→ WORK REQUIRED: Nothing in the records may change. Output them all exactly.

→ PROVIDED DATA:
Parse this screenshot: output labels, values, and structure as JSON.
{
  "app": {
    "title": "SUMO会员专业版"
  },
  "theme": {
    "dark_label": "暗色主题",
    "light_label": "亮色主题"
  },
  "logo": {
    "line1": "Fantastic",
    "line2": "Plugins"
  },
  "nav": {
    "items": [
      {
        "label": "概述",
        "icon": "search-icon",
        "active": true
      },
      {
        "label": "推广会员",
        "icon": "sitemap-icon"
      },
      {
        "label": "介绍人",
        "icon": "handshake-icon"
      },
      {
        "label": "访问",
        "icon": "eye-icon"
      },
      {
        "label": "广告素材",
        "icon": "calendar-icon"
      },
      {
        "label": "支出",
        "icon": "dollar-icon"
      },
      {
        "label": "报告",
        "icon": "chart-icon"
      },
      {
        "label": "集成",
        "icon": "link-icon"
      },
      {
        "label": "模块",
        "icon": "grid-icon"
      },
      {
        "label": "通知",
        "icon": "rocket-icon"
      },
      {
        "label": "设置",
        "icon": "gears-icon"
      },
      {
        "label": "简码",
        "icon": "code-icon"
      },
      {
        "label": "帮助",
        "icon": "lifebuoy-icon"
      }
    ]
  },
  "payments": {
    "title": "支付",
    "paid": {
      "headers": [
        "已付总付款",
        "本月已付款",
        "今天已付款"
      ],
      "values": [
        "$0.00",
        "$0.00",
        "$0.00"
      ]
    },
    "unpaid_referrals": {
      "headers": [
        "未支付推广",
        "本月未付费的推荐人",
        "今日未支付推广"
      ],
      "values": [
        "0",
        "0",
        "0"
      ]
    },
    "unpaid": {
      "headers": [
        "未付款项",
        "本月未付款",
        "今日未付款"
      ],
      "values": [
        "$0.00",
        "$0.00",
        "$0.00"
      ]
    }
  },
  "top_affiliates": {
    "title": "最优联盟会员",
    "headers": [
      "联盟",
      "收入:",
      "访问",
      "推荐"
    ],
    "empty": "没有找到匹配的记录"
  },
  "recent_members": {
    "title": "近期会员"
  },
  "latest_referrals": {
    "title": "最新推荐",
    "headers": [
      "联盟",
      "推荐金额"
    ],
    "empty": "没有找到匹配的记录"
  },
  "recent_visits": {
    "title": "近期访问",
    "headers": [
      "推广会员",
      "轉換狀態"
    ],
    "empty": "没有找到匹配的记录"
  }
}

→ SOLUTION BELOW:
Parse this screenshot: output labels, values, and structure as JSON.
{
  "app": {
    "title": "SUMO会员专业版"
  },
  "theme": {
    "dark_label": "暗色主题",
    "light_label": "亮色主题"
  },
  "logo": {
    "line1": "Fantastic",
    "line2": "Plugins"
  },
  "nav": {
    "items": [
      {
        "label": "概述",
        "icon": "search-icon",
        "active": true
      },
      {
        "label": "推广会员",
        "icon": "sitemap-icon"
      },
      {
        "label": "介绍人",
        "icon": "handshake-icon"
      },
      {
        "label": "访问",
        "icon": "eye-icon"
      },
      {
        "label": "广告素材",
        "icon": "calendar-icon"
      },
      {
        "label": "支出",
        "icon": "dollar-icon"
      },
      {
        "label": "报告",
        "icon": "chart-icon"
      },
      {
        "label": "集成",
        "icon": "link-icon"
      },
      {
        "label": "模块",
        "icon": "grid-icon"
      },
      {
        "label": "通知",
        "icon": "rocket-icon"
      },
      {
        "label": "设置",
        "icon": "gears-icon"
      },
      {
        "label": "简码",
        "icon": "code-icon"
      },
      {
        "label": "帮助",
        "icon": "lifebuoy-icon"
      }
    ]
  },
  "payments": {
    "title": "支付",
    "paid": {
      "headers": [
        "已付总付款",
        "本月已付款",
        "今天已付款"
      ],
      "values": [
        "$0.00",
        "$0.00",
        "$0.00"
      ]
    },
    "unpaid_referrals": {
      "headers": [
        "未支付推广",
        "本月未付费的推荐人",
        "今日未支付推广"
      ],
      "values": [
        "0",
        "0",
        "0"
      ]
    },
    "unpaid": {
      "headers": [
        "未付款项",
        "本月未付款",
        "今日未付款"
      ],
      "values": [
        "$0.00",
        "$0.00",
        "$0.00"
      ]
    }
  },
  "top_affiliates": {
    "title": "最优联盟会员",
    "headers": [
      "联盟",
      "收入:",
      "访问",
      "推荐"
    ],
    "empty": "没有找到匹配的记录"
  },
  "recent_members": {
    "title": "近期会员"
  },
  "latest_referrals": {
    "title": "最新推荐",
    "headers": [
      "联盟",
      "推荐金额"
    ],
    "empty": "没有找到匹配的记录"
  },
  "recent_visits": {
    "title": "近期访问",
    "headers": [
      "推广会员",
      "轉換狀態"
    ],
    "empty": "没有找到匹配的记录"
  }
}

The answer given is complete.